_Brief_
Retype every entry in its entirety, without alteration.
[Exercise inputs Boundary: Start]
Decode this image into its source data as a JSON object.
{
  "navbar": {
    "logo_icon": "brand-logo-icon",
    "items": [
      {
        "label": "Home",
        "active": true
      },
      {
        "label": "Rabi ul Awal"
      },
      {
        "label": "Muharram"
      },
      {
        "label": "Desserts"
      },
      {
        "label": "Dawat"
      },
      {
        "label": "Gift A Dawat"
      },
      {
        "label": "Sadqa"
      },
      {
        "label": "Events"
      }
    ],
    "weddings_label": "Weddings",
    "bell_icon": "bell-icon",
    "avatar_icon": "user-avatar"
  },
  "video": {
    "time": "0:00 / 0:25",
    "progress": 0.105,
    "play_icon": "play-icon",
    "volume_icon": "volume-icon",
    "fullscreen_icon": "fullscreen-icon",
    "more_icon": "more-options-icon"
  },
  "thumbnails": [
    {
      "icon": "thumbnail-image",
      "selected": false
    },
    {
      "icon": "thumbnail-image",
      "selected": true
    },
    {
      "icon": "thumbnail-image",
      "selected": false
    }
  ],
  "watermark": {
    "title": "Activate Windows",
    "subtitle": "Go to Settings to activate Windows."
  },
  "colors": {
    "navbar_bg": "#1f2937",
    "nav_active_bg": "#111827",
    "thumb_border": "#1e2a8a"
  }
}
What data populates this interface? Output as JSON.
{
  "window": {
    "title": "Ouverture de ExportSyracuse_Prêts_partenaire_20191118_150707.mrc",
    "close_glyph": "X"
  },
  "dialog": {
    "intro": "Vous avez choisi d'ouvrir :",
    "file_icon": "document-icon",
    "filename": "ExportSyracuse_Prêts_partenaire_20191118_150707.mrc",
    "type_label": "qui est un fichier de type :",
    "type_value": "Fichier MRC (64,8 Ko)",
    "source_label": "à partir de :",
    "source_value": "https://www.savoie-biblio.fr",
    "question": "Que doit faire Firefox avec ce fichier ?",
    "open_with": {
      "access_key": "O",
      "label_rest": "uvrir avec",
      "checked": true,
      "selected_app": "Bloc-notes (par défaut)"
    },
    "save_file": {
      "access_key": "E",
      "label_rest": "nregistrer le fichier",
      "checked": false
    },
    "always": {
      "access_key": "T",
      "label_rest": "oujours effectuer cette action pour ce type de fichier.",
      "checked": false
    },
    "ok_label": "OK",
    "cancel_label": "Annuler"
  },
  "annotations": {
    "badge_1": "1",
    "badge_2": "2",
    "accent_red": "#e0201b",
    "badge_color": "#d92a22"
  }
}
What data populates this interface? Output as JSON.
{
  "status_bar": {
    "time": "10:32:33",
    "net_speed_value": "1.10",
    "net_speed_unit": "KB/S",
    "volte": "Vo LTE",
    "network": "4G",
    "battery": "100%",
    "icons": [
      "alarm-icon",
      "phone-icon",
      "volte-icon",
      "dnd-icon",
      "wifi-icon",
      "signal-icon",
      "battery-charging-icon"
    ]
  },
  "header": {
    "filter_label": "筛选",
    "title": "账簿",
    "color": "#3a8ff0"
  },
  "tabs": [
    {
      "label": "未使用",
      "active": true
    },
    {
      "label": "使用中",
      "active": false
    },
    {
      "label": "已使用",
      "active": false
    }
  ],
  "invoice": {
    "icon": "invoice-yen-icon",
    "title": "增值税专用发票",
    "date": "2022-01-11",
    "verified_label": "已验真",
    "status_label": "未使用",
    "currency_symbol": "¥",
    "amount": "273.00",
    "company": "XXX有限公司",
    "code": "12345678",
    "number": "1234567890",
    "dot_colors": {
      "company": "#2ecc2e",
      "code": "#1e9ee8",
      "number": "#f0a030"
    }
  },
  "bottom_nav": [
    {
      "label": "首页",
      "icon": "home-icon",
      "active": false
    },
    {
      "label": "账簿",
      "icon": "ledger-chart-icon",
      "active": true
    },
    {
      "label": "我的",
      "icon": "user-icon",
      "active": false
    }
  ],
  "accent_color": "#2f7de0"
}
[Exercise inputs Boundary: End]
_Answer to the exercise_
Decode this image into its source data as a JSON object.
{
  "navbar": {
    "logo_icon": "brand-logo-icon",
    "items": [
      {
        "label": "Home",
        "active": true
      },
      {
        "label": "Rabi ul Awal"
      },
      {
        "label": "Muharram"
      },
      {
        "label": "Desserts"
      },
      {
        "label": "Dawat"
      },
      {
        "label": "Gift A Dawat"
      },
      {
        "label": "Sadqa"
      },
      {
        "label": "Events"
      }
    ],
    "weddings_label": "Weddings",
    "bell_icon": "bell-icon",
    "avatar_icon": "user-avatar"
  },
  "video": {
    "time": "0:00 / 0:25",
    "progress": 0.105,
    "play_icon": "play-icon",
    "volume_icon": "volume-icon",
    "fullscreen_icon": "fullscreen-icon",
    "more_icon": "more-options-icon"
  },
  "thumbnails": [
    {
      "icon": "thumbnail-image",
      "selected": false
    },
    {
      "icon": "thumbnail-image",
      "selected": true
    },
    {
      "icon": "thumbnail-image",
      "selected": false
    }
  ],
  "watermark": {
    "title": "Activate Windows",
    "subtitle": "Go to Settings to activate Windows."
  },
  "colors": {
    "navbar_bg": "#1f2937",
    "nav_active_bg": "#111827",
    "thumb_border": "#1e2a8a"
  }
}
What data populates this interface? Output as JSON.
{
  "window": {
    "title": "Ouverture de ExportSyracuse_Prêts_partenaire_20191118_150707.mrc",
    "close_glyph": "X"
  },
  "dialog": {
    "intro": "Vous avez choisi d'ouvrir :",
    "file_icon": "document-icon",
    "filename": "ExportSyracuse_Prêts_partenaire_20191118_150707.mrc",
    "type_label": "qui est un fichier de type :",
    "type_value": "Fichier MRC (64,8 Ko)",
    "source_label": "à partir de :",
    "source_value": "https://www.savoie-biblio.fr",
    "question": "Que doit faire Firefox avec ce fichier ?",
    "open_with": {
      "access_key": "O",
      "label_rest": "uvrir avec",
      "checked": true,
      "selected_app": "Bloc-notes (par défaut)"
    },
    "save_file": {
      "access_key": "E",
      "label_rest": "nregistrer le fichier",
      "checked": false
    },
    "always": {
      "access_key": "T",
      "label_rest": "oujours effectuer cette action pour ce type de fichier.",
      "checked": false
    },
    "ok_label": "OK",
    "cancel_label": "Annuler"
  },
  "annotations": {
    "badge_1": "1",
    "badge_2": "2",
    "accent_red": "#e0201b",
    "badge_color": "#d92a22"
  }
}
What data populates this interface? Output as JSON.
{
  "status_bar": {
    "time": "10:32:33",
    "net_speed_value": "1.10",
    "net_speed_unit": "KB/S",
    "volte": "Vo LTE",
    "network": "4G",
    "battery": "100%",
    "icons": [
      "alarm-icon",
      "phone-icon",
      "volte-icon",
      "dnd-icon",
      "wifi-icon",
      "signal-icon",
      "battery-charging-icon"
    ]
  },
  "header": {
    "filter_label": "筛选",
    "title": "账簿",
    "color": "#3a8ff0"
  },
  "tabs": [
    {
      "label": "未使用",
      "active": true
    },
    {
      "label": "使用中",
      "active": false
    },
    {
      "label": "已使用",
      "active": false
    }
  ],
  "invoice": {
    "icon": "invoice-yen-icon",
    "title": "增值税专用发票",
    "date": "2022-01-11",
    "verified_label": "已验真",
    "status_label": "未使用",
    "currency_symbol": "¥",
    "amount": "273.00",
    "company": "XXX有限公司",
    "code": "12345678",
    "number": "1234567890",
    "dot_colors": {
      "company": "#2ecc2e",
      "code": "#1e9ee8",
      "number": "#f0a030"
    }
  },
  "bottom_nav": [
    {
      "label": "首页",
      "icon": "home-icon",
      "active": false
    },
    {
      "label": "账簿",
      "icon": "ledger-chart-icon",
      "active": true
    },
    {
      "label": "我的",
      "icon": "user-icon",
      "active": false
    }
  ],
  "accent_color": "#2f7de0"
}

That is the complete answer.